Task directions:
Your reply should reproduce each record precisely as written.

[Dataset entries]
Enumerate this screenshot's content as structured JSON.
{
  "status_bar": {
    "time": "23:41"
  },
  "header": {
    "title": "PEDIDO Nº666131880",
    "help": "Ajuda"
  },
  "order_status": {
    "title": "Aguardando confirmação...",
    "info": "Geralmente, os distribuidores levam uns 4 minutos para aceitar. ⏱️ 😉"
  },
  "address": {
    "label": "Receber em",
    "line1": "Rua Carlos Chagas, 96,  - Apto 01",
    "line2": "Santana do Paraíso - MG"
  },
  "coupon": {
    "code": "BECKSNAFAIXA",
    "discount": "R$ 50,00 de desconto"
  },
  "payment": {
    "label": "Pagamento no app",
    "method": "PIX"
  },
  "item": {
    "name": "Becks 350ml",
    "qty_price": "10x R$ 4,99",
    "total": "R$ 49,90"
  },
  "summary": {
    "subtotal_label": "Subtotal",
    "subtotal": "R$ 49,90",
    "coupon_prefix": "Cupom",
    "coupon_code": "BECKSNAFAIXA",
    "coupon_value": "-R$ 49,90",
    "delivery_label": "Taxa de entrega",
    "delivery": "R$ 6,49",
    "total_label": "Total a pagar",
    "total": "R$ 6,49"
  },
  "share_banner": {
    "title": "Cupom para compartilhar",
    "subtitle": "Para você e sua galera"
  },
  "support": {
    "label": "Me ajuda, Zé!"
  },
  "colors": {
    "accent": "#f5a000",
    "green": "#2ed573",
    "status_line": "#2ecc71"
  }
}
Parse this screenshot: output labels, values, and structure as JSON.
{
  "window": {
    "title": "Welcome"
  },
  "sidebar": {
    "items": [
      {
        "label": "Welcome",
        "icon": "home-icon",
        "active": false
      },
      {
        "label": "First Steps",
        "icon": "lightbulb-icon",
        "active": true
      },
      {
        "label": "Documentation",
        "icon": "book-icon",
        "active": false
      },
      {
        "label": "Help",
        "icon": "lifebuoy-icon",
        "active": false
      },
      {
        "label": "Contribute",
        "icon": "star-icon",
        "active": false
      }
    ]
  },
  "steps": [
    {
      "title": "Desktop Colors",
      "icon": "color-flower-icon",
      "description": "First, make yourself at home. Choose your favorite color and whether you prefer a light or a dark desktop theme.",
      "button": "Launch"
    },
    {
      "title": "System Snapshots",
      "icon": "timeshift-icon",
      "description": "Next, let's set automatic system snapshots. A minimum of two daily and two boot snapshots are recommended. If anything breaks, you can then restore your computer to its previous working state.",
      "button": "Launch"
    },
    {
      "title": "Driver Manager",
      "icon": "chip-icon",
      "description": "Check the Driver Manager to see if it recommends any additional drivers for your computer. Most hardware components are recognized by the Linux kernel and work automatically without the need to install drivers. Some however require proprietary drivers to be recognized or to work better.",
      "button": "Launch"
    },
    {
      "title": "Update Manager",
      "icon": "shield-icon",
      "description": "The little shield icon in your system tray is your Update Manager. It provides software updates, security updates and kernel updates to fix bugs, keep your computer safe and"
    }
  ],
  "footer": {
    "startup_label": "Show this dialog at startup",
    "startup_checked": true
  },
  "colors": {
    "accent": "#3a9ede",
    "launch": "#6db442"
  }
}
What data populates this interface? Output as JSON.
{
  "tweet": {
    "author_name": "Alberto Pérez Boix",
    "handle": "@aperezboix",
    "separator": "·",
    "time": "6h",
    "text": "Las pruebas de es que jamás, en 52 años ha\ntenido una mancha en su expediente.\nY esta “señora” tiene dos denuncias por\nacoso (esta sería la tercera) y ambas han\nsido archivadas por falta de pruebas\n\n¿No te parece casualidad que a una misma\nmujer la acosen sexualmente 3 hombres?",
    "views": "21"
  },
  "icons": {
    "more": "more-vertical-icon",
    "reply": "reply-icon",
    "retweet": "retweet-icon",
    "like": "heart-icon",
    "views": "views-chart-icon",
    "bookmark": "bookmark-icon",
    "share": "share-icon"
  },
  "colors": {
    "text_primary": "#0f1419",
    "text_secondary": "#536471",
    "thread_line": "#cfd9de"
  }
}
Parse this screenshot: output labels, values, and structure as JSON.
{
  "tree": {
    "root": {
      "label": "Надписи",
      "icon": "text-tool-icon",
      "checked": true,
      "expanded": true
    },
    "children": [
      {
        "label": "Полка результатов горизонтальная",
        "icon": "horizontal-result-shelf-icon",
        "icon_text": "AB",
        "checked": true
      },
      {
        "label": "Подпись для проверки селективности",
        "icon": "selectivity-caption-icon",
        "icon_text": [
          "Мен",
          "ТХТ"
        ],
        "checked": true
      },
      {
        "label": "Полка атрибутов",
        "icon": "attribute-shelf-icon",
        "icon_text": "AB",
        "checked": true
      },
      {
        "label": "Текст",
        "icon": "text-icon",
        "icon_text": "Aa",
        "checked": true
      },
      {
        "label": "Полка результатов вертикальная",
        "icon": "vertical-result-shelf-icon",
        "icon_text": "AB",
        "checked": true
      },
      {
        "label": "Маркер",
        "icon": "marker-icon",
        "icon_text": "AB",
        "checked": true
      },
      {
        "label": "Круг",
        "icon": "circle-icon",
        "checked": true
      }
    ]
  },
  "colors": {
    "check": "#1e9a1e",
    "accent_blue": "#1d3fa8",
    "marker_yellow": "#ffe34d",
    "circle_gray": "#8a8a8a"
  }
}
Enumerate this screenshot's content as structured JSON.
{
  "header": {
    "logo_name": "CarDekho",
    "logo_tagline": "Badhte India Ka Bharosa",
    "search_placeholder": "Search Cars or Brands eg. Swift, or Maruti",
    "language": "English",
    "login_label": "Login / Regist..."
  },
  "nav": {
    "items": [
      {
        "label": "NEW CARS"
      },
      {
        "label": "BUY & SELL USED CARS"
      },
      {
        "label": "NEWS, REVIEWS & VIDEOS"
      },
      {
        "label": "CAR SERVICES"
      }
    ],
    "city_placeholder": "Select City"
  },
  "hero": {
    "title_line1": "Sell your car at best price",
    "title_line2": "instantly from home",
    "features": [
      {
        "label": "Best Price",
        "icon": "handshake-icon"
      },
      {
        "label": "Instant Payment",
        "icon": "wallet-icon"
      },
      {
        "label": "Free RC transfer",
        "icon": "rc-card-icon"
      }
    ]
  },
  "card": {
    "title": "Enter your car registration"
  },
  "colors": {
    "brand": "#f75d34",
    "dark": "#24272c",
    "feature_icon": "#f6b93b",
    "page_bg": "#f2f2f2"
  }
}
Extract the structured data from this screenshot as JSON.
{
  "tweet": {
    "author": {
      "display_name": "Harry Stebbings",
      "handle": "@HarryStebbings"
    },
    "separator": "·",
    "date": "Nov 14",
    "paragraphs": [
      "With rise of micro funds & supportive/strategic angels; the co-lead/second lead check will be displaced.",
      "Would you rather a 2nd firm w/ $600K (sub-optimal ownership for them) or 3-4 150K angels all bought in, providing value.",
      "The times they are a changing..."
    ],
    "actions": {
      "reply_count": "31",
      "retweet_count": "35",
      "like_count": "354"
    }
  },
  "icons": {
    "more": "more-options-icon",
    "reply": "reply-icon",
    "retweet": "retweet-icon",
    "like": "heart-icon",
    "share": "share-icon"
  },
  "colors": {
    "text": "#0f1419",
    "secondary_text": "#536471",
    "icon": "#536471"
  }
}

Task solution:
Enumerate this screenshot's content as structured JSON.
{
  "status_bar": {
    "time": "23:41"
  },
  "header": {
    "title": "PEDIDO Nº666131880",
    "help": "Ajuda"
  },
  "order_status": {
    "title": "Aguardando confirmação...",
    "info": "Geralmente, os distribuidores levam uns 4 minutos para aceitar. ⏱️ 😉"
  },
  "address": {
    "label": "Receber em",
    "line1": "Rua Carlos Chagas, 96,  - Apto 01",
    "line2": "Santana do Paraíso - MG"
  },
  "coupon": {
    "code": "BECKSNAFAIXA",
    "discount": "R$ 50,00 de desconto"
  },
  "payment": {
    "label": "Pagamento no app",
    "method": "PIX"
  },
  "item": {
    "name": "Becks 350ml",
    "qty_price": "10x R$ 4,99",
    "total": "R$ 49,90"
  },
  "summary": {
    "subtotal_label": "Subtotal",
    "subtotal": "R$ 49,90",
    "coupon_prefix": "Cupom",
    "coupon_code": "BECKSNAFAIXA",
    "coupon_value": "-R$ 49,90",
    "delivery_label": "Taxa de entrega",
    "delivery": "R$ 6,49",
    "total_label": "Total a pagar",
    "total": "R$ 6,49"
  },
  "share_banner": {
    "title": "Cupom para compartilhar",
    "subtitle": "Para você e sua galera"
  },
  "support": {
    "label": "Me ajuda, Zé!"
  },
  "colors": {
    "accent": "#f5a000",
    "green": "#2ed573",
    "status_line": "#2ecc71"
  }
}
Parse this screenshot: output labels, values, and structure as JSON.
{
  "window": {
    "title": "Welcome"
  },
  "sidebar": {
    "items": [
      {
        "label": "Welcome",
        "icon": "home-icon",
        "active": false
      },
      {
        "label": "First Steps",
        "icon": "lightbulb-icon",
        "active": true
      },
      {
        "label": "Documentation",
        "icon": "book-icon",
        "active": false
      },
      {
        "label": "Help",
        "icon": "lifebuoy-icon",
        "active": false
      },
      {
        "label": "Contribute",
        "icon": "star-icon",
        "active": false
      }
    ]
  },
  "steps": [
    {
      "title": "Desktop Colors",
      "icon": "color-flower-icon",
      "description": "First, make yourself at home. Choose your favorite color and whether you prefer a light or a dark desktop theme.",
      "button": "Launch"
    },
    {
      "title": "System Snapshots",
      "icon": "timeshift-icon",
      "description": "Next, let's set automatic system snapshots. A minimum of two daily and two boot snapshots are recommended. If anything breaks, you can then restore your computer to its previous working state.",
      "button": "Launch"
    },
    {
      "title": "Driver Manager",
      "icon": "chip-icon",
      "description": "Check the Driver Manager to see if it recommends any additional drivers for your computer. Most hardware components are recognized by the Linux kernel and work automatically without the need to install drivers. Some however require proprietary drivers to be recognized or to work better.",
      "button": "Launch"
    },
    {
      "title": "Update Manager",
      "icon": "shield-icon",
      "description": "The little shield icon in your system tray is your Update Manager. It provides software updates, security updates and kernel updates to fix bugs, keep your computer safe and"
    }
  ],
  "footer": {
    "startup_label": "Show this dialog at startup",
    "startup_checked": true
  },
  "colors": {
    "accent": "#3a9ede",
    "launch": "#6db442"
  }
}
What data populates this interface? Output as JSON.
{
  "tweet": {
    "author_name": "Alberto Pérez Boix",
    "handle": "@aperezboix",
    "separator": "·",
    "time": "6h",
    "text": "Las pruebas de es que jamás, en 52 años ha\ntenido una mancha en su expediente.\nY esta “señora” tiene dos denuncias por\nacoso (esta sería la tercera) y ambas han\nsido archivadas por falta de pruebas\n\n¿No te parece casualidad que a una misma\nmujer la acosen sexualmente 3 hombres?",
    "views": "21"
  },
  "icons": {
    "more": "more-vertical-icon",
    "reply": "reply-icon",
    "retweet": "retweet-icon",
    "like": "heart-icon",
    "views": "views-chart-icon",
    "bookmark": "bookmark-icon",
    "share": "share-icon"
  },
  "colors": {
    "text_primary": "#0f1419",
    "text_secondary": "#536471",
    "thread_line": "#cfd9de"
  }
}
Parse this screenshot: output labels, values, and structure as JSON.
{
  "tree": {
    "root": {
      "label": "Надписи",
      "icon": "text-tool-icon",
      "checked": true,
      "expanded": true
    },
    "children": [
      {
        "label": "Полка результатов горизонтальная",
        "icon": "horizontal-result-shelf-icon",
        "icon_text": "AB",
        "checked": true
      },
      {
        "label": "Подпись для проверки селективности",
        "icon": "selectivity-caption-icon",
        "icon_text": [
          "Мен",
          "ТХТ"
        ],
        "checked": true
      },
      {
        "label": "Полка атрибутов",
        "icon": "attribute-shelf-icon",
        "icon_text": "AB",
        "checked": true
      },
      {
        "label": "Текст",
        "icon": "text-icon",
        "icon_text": "Aa",
        "checked": true
      },
      {
        "label": "Полка результатов вертикальная",
        "icon": "vertical-result-shelf-icon",
        "icon_text": "AB",
        "checked": true
      },
      {
        "label": "Маркер",
        "icon": "marker-icon",
        "icon_text": "AB",
        "checked": true
      },
      {
        "label": "Круг",
        "icon": "circle-icon",
        "checked": true
      }
    ]
  },
  "colors": {
    "check": "#1e9a1e",
    "accent_blue": "#1d3fa8",
    "marker_yellow": "#ffe34d",
    "circle_gray": "#8a8a8a"
  }
}
Enumerate this screenshot's content as structured JSON.
{
  "header": {
    "logo_name": "CarDekho",
    "logo_tagline": "Badhte India Ka Bharosa",
    "search_placeholder": "Search Cars or Brands eg. Swift, or Maruti",
    "language": "English",
    "login_label": "Login / Regist..."
  },
  "nav": {
    "items": [
      {
        "label": "NEW CARS"
      },
      {
        "label": "BUY & SELL USED CARS"
      },
      {
        "label": "NEWS, REVIEWS & VIDEOS"
      },
      {
        "label": "CAR SERVICES"
      }
    ],
    "city_placeholder": "Select City"
  },
  "hero": {
    "title_line1": "Sell your car at best price",
    "title_line2": "instantly from home",
    "features": [
      {
        "label": "Best Price",
        "icon": "handshake-icon"
      },
      {
        "label": "Instant Payment",
        "icon": "wallet-icon"
      },
      {
        "label": "Free RC transfer",
        "icon": "rc-card-icon"
      }
    ]
  },
  "card": {
    "title": "Enter your car registration"
  },
  "colors": {
    "brand": "#f75d34",
    "dark": "#24272c",
    "feature_icon": "#f6b93b",
    "page_bg": "#f2f2f2"
  }
}
Extract the structured data from this screenshot as JSON.
{
  "tweet": {
    "author": {
      "display_name": "Harry Stebbings",
      "handle": "@HarryStebbings"
    },
    "separator": "·",
    "date": "Nov 14",
    "paragraphs": [
      "With rise of micro funds & supportive/strategic angels; the co-lead/second lead check will be displaced.",
      "Would you rather a 2nd firm w/ $600K (sub-optimal ownership for them) or 3-4 150K angels all bought in, providing value.",
      "The times they are a changing..."
    ],
    "actions": {
      "reply_count": "31",
      "retweet_count": "35",
      "like_count": "354"
    }
  },
  "icons": {
    "more": "more-options-icon",
    "reply": "reply-icon",
    "retweet": "retweet-icon",
    "like": "heart-icon",
    "share": "share-icon"
  },
  "colors": {
    "text": "#0f1419",
    "secondary_text": "#536471",
    "icon": "#536471"
  }
}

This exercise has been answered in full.